July 13 is the closest we have to a national defiance day. It marks the beginning of our assertion as pretenceless, independence-seeking, audacious people. Most historians agree that on July 13, 1931 the sky was tenderly overcast in Srinagar and there had also been a dust storm that morning. But no tempest could stop the fervor in the hearts of people, who had gathered outside the Central Jail in Srinagar. They wanted an open trial for the mystery man – Qadir – who was being tried by the Dogra ruler’s [Hari Singh] kangaroo court.
Qadir, now relegated to the margins of Kashmir’s vicissitudinary history, still has historians confounded. Most chroniclers of our nation’s narrative cannot agree on where he came from or what happened to him after July 13, 1931. All we know of him is that he was a butler to Major Abet, a British army officer, British Resident in Kashmir. On June 21, 1931 Qadir gave a rousing speech to hundreds of assembled men at Khankah-Mohallah in Srinagar. Kashmir had never seen such upfrontry. Pointing to the Maharaja’s palace in the Zabarwan foothills, Qadir hollered the famous words: Demolish the edifice of injustice, cruelty and subjugation.
The immediate provocation was the desecration of the Holy Quran by Maharaja's troopers in April that year. The Dogra feudatories would often treat Kashmiris like shit and had no regard whatsoever for their faith. A huge resentment was already brewing against the vainglorious rulers for years of persecution and all it needed was a sharp spark. Infact people had assembled to find a way to channelize their sentiment on the June day when Qadir gave that fiery speech. Before he spoke, a committee was formed to continue the fight against the Dogra oppression. Seven wise men were selected: Sheikh Mohammad Abdullah, Sa’ad-ud-Din Shawl, Mirwaiz Moulvi Yusuf Shah, Mirwaiz Ahmadullah Hamdani, Aga Syed Hussain Jalali, Munshi Shuhab-ud-Din, and Khwaja Ghulam Ahmad Ashai. [Yes Mirwaiz’s and Omar’s grand-dads too. We share a collective legacy, don’t we?]

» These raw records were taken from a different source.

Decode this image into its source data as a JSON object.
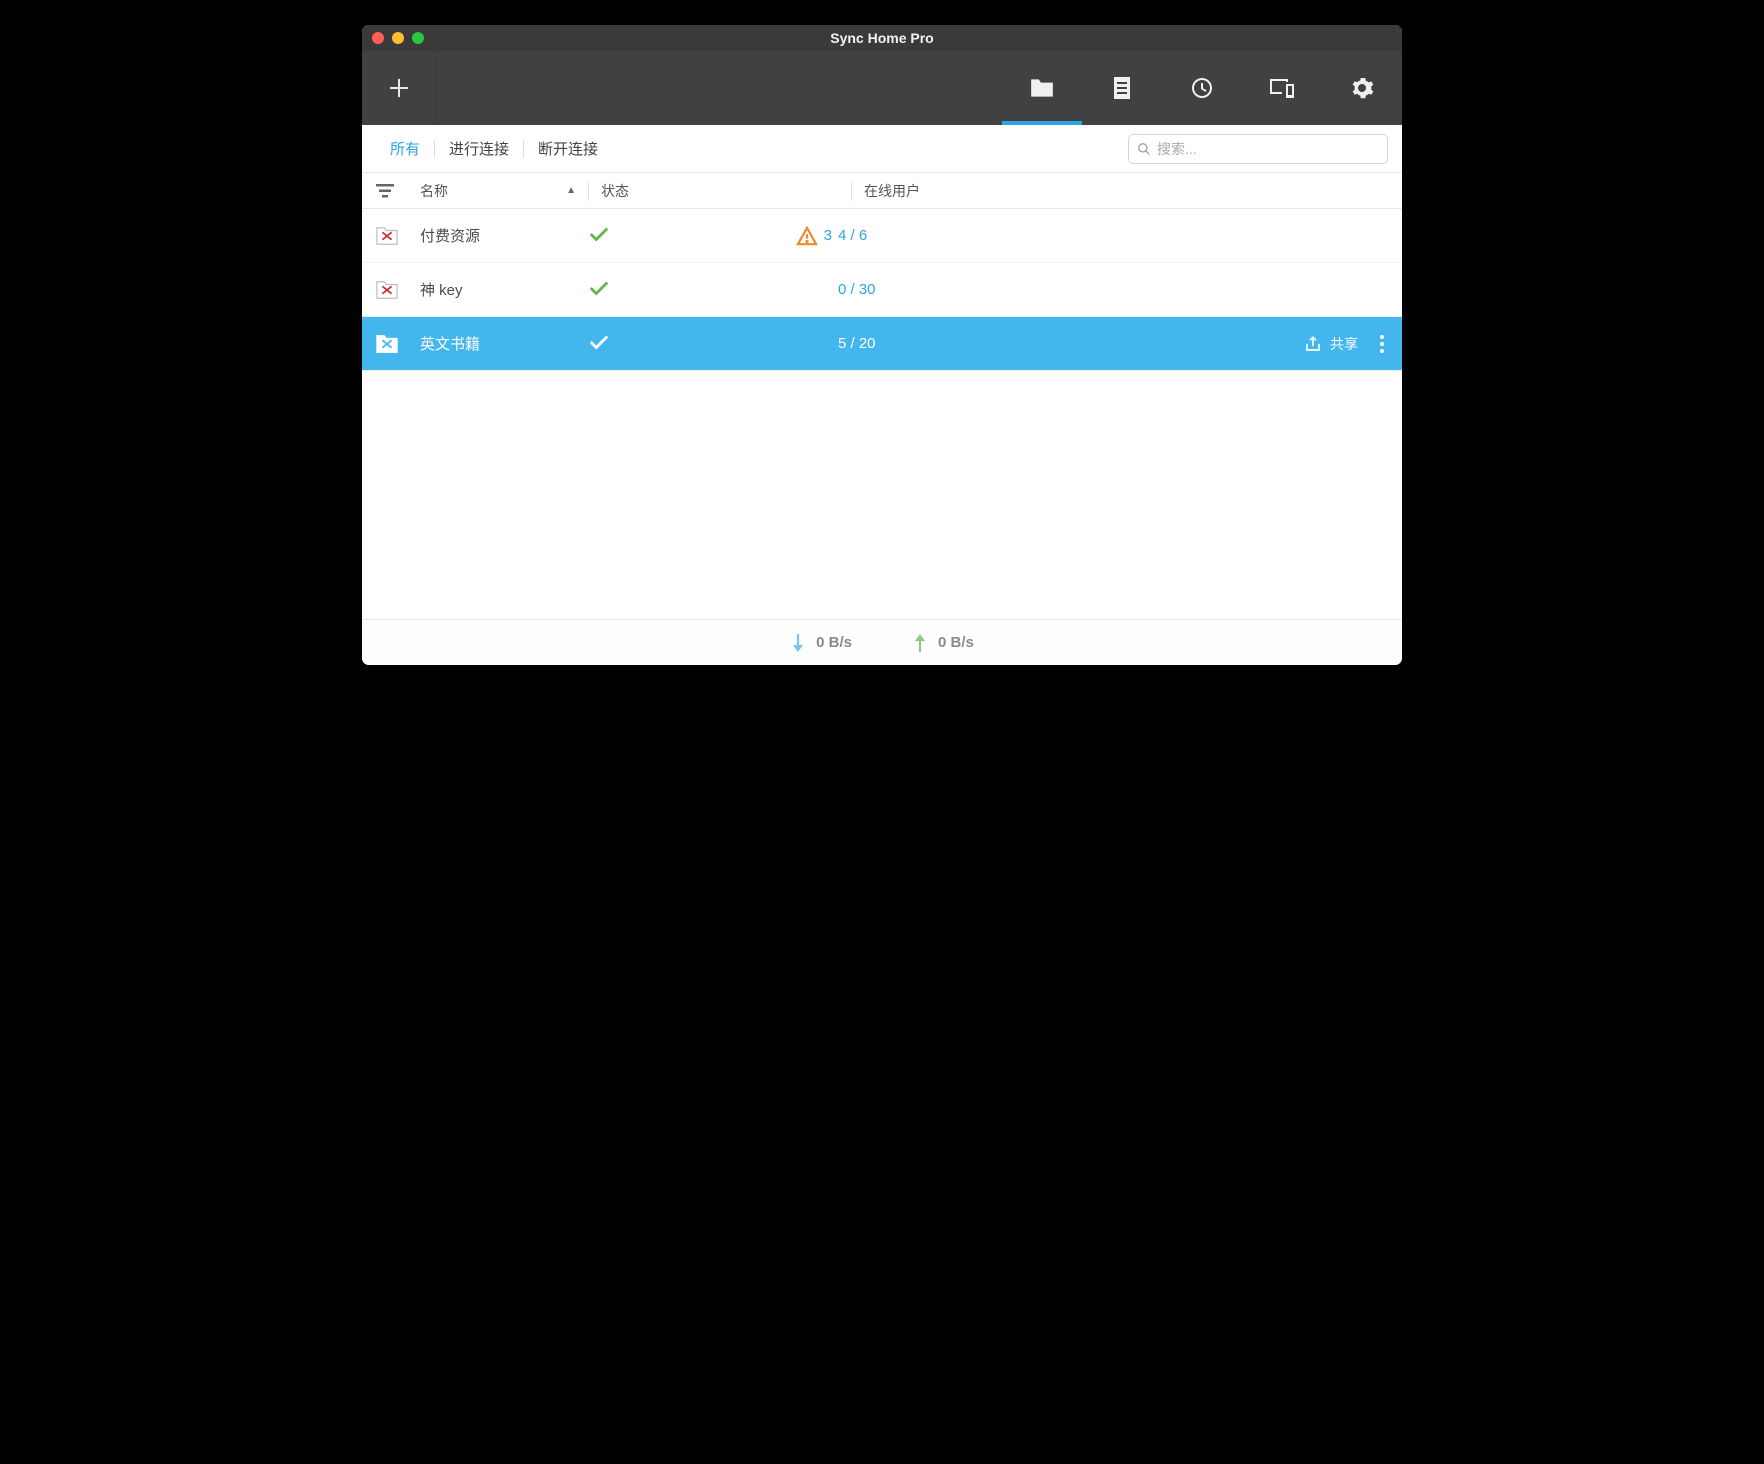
{
  "window": {
    "title": "Sync Home Pro"
  },
  "filters": {
    "all": "所有",
    "connecting": "进行连接",
    "disconnected": "断开连接"
  },
  "search": {
    "placeholder": "搜索..."
  },
  "headers": {
    "name": "名称",
    "status": "状态",
    "users": "在线用户"
  },
  "rows": [
    {
      "name": "付费资源",
      "warning_count": "3",
      "users": "4 / 6"
    },
    {
      "name": "神 key",
      "users": "0 / 30"
    },
    {
      "name": "英文书籍",
      "users": "5 / 20",
      "share": "共享"
    }
  ],
  "statusbar": {
    "down": "0 B/s",
    "up": "0 B/s"
  }
}
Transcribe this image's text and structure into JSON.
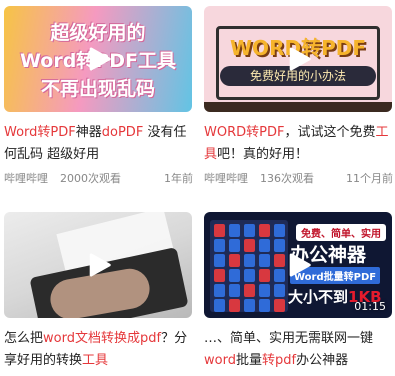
{
  "cards": [
    {
      "thumb": {
        "line1": "超级好用的",
        "line2": "Word转PDF工具",
        "line3": "不再出现乱码"
      },
      "title_segments": [
        {
          "text": "Word转PDF",
          "hl": true
        },
        {
          "text": "神器",
          "hl": false
        },
        {
          "text": "doPDF",
          "hl": true
        },
        {
          "text": " 没有任何乱码 超级好用",
          "hl": false
        }
      ],
      "author": "哔哩哔哩",
      "views": "2000次观看",
      "time": "1年前"
    },
    {
      "thumb": {
        "big": "WORD转PDF",
        "sub": "免费好用的小办法"
      },
      "title_segments": [
        {
          "text": "WORD转PDF",
          "hl": true
        },
        {
          "text": "，试试这个免费",
          "hl": false
        },
        {
          "text": "工具",
          "hl": true
        },
        {
          "text": "吧！真的好用！",
          "hl": false
        }
      ],
      "author": "哔哩哔哩",
      "views": "136次观看",
      "time": "11个月前"
    },
    {
      "thumb": {},
      "title_segments": [
        {
          "text": "怎么把",
          "hl": false
        },
        {
          "text": "word文档转换成pdf",
          "hl": true
        },
        {
          "text": "？分享好用的转换",
          "hl": false
        },
        {
          "text": "工具",
          "hl": true
        }
      ],
      "author": "",
      "views": "",
      "time": ""
    },
    {
      "thumb": {
        "badge": "免费、简单、实用",
        "big": "办公神器",
        "tag": "Word批量转PDF",
        "size_prefix": "大小不到",
        "size_value": "1KB",
        "duration": "01:15"
      },
      "title_segments": [
        {
          "text": "…、简单、实用无需联网一键",
          "hl": false
        },
        {
          "text": "word",
          "hl": true
        },
        {
          "text": "批量",
          "hl": false
        },
        {
          "text": "转pdf",
          "hl": true
        },
        {
          "text": "办公神器",
          "hl": false
        }
      ],
      "author": "",
      "views": "",
      "time": ""
    }
  ],
  "colors": {
    "highlight": "#e5383b",
    "meta": "#888888"
  },
  "icons": {
    "play": "play-icon"
  }
}
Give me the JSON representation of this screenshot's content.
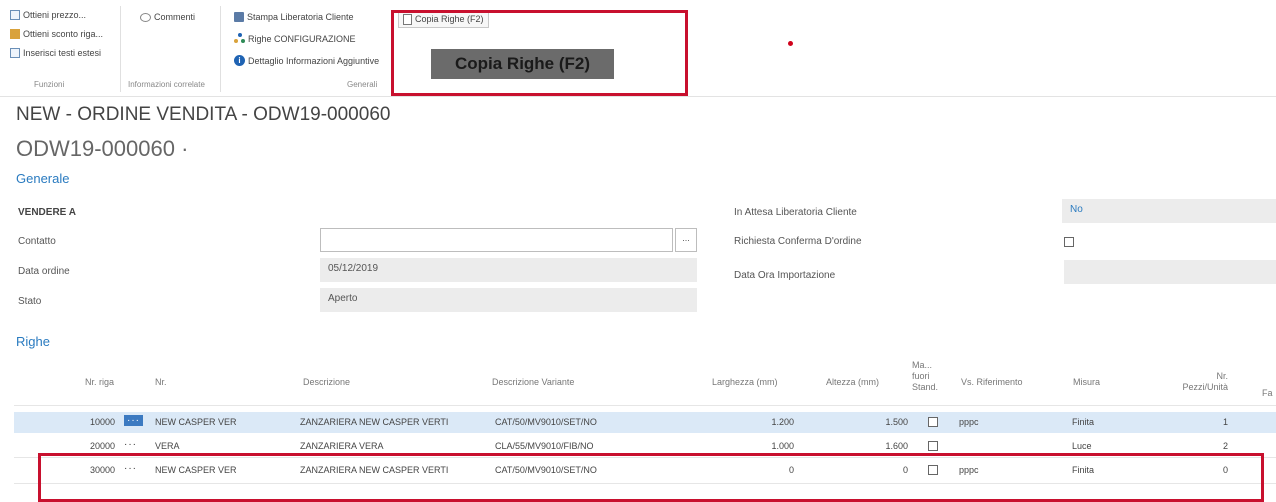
{
  "ribbon": {
    "funzioni": {
      "items": [
        "Ottieni prezzo...",
        "Ottieni sconto riga...",
        "Inserisci testi estesi"
      ],
      "label": "Funzioni"
    },
    "info": {
      "items": [
        "Commenti"
      ],
      "label": "Informazioni correlate"
    },
    "generali": {
      "items": [
        "Stampa Liberatoria Cliente",
        "Righe CONFIGURAZIONE",
        "Dettaglio Informazioni Aggiuntive"
      ],
      "label": "Generali"
    },
    "copy_button": "Copia Righe (F2)",
    "tooltip": "Copia Righe (F2)"
  },
  "page": {
    "title": "NEW - ORDINE VENDITA - ODW19-000060",
    "subtitle": "ODW19-000060 ·"
  },
  "generale": {
    "section": "Generale",
    "left": {
      "vendere_a": "VENDERE A",
      "contatto_label": "Contatto",
      "contatto_value": "",
      "lookup": "...",
      "data_ordine_label": "Data ordine",
      "data_ordine_value": "05/12/2019",
      "stato_label": "Stato",
      "stato_value": "Aperto"
    },
    "right": {
      "attesa_label": "In Attesa Liberatoria Cliente",
      "attesa_value": "No",
      "conferma_label": "Richiesta Conferma D'ordine",
      "conferma_checked": false,
      "data_ora_label": "Data Ora Importazione",
      "data_ora_value": ""
    }
  },
  "righe": {
    "section": "Righe",
    "columns": [
      "Nr. riga",
      "Nr.",
      "Descrizione",
      "Descrizione Variante",
      "Larghezza (mm)",
      "Altezza (mm)",
      "Ma... fuori Stand.",
      "Vs. Riferimento",
      "Misura",
      "Nr. Pezzi/Unità",
      "Fa"
    ],
    "rows": [
      {
        "nr_riga": "10000",
        "nr": "NEW CASPER VER",
        "descrizione": "ZANZARIERA NEW CASPER VERTI",
        "variante": "CAT/50/MV9010/SET/NO",
        "larghezza": "1.200",
        "altezza": "1.500",
        "rif": "pppc",
        "misura": "Finita",
        "pezzi": "1"
      },
      {
        "nr_riga": "20000",
        "nr": "VERA",
        "descrizione": "ZANZARIERA VERA",
        "variante": "CLA/55/MV9010/FIB/NO",
        "larghezza": "1.000",
        "altezza": "1.600",
        "rif": "",
        "misura": "Luce",
        "pezzi": "2"
      },
      {
        "nr_riga": "30000",
        "nr": "NEW CASPER VER",
        "descrizione": "ZANZARIERA NEW CASPER VERTI",
        "variante": "CAT/50/MV9010/SET/NO",
        "larghezza": "0",
        "altezza": "0",
        "rif": "pppc",
        "misura": "Finita",
        "pezzi": "0"
      }
    ],
    "dots": "···"
  },
  "colors": {
    "accent": "#2a7bc0",
    "highlight": "#c8102e",
    "selected_row": "#dbe9f7"
  }
}
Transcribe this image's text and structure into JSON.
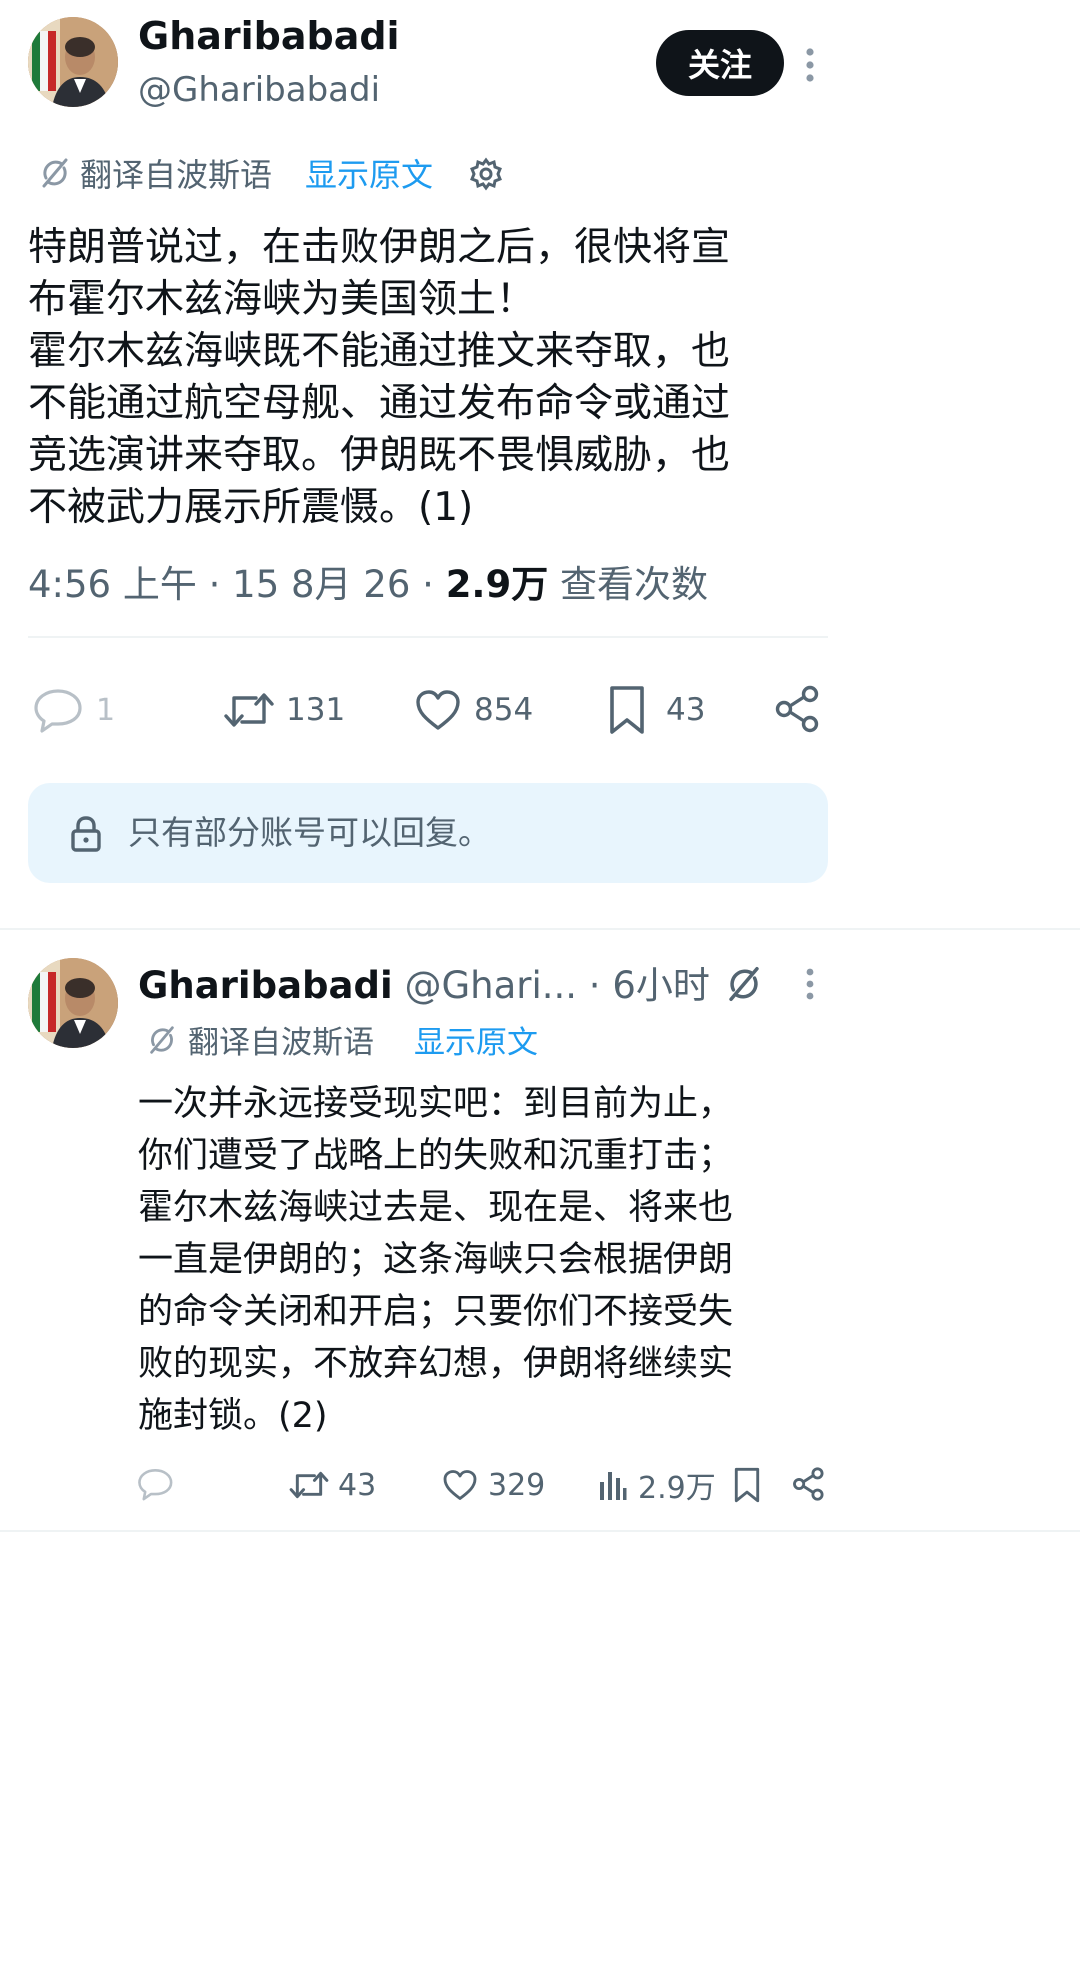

Four days later Maharaja’s men zeroed in on Qadir and put him in chains. He was swiftly charged with sedition and waging war against the state [yes the same sections of the Ranbir Penal Code, Omar still slaps on the pro-Freedom guys]. Qadir was to be tried on July 13, 1931. But he had already kindled a fire, which was going to consume Kashmir, in its enticing warmth.
Around noon, as more and more people encircled the Central Jail in Srinagar, Maharaja’s troopers panicked. Matchlock guns were cocked. People refused to budge, demanding the release of Qadir. Never before in almost 350 years [since the Mughal annexation in 1586; the vain rule ended 1753] was such an angry defiance palpable in the airs of Srinagar. Soon gunshots pierced the rebellion. Khaliq Shora, a feisty man from Srinagar, was the first man to fall. Kashmir had its first martyr. Crimson blood spilled. Twenty seven others died. Two women among the martyrs. Scores lay injured. The magnitude of Dogra brutishness was such that no one attended to the injured hours after they were shot.
July 13 marked an epoch in our assertion of a bold, new, chivalrous defiance. Hitherto called cowards and slaves, Kashmiris rose to the occasion and attempted to storm the ugly walls of tyranny, just like the French did in Bastille, on July 14, 1789. Sadly we couldn’t breach the walls.
What was to follow was a murky trapeze that involved a series of compromises and deceits and charades. And as years went by the committee constituted in Khankah mohallah to take the struggle to its logical conclusion split. The Mirwaizs went their way, the Sheikh ofcourse we all know, walked into the glory-land, only to fall later. Ever since both sides have staked a claim to Kashmir’s past, its martyrs, its patch-work history. Both have dibs on a sentiment which in reality belongs to no one person. It is a collective legacy.
It was a spontaneous, collective act of rebellion, of revolution, of uprising which was to give an impetus to Kashmir’s centuries old yearning for freedom. Not that we were not rebels before but July 13 perhaps made revolutionaries out of us.
And we were never ever the same.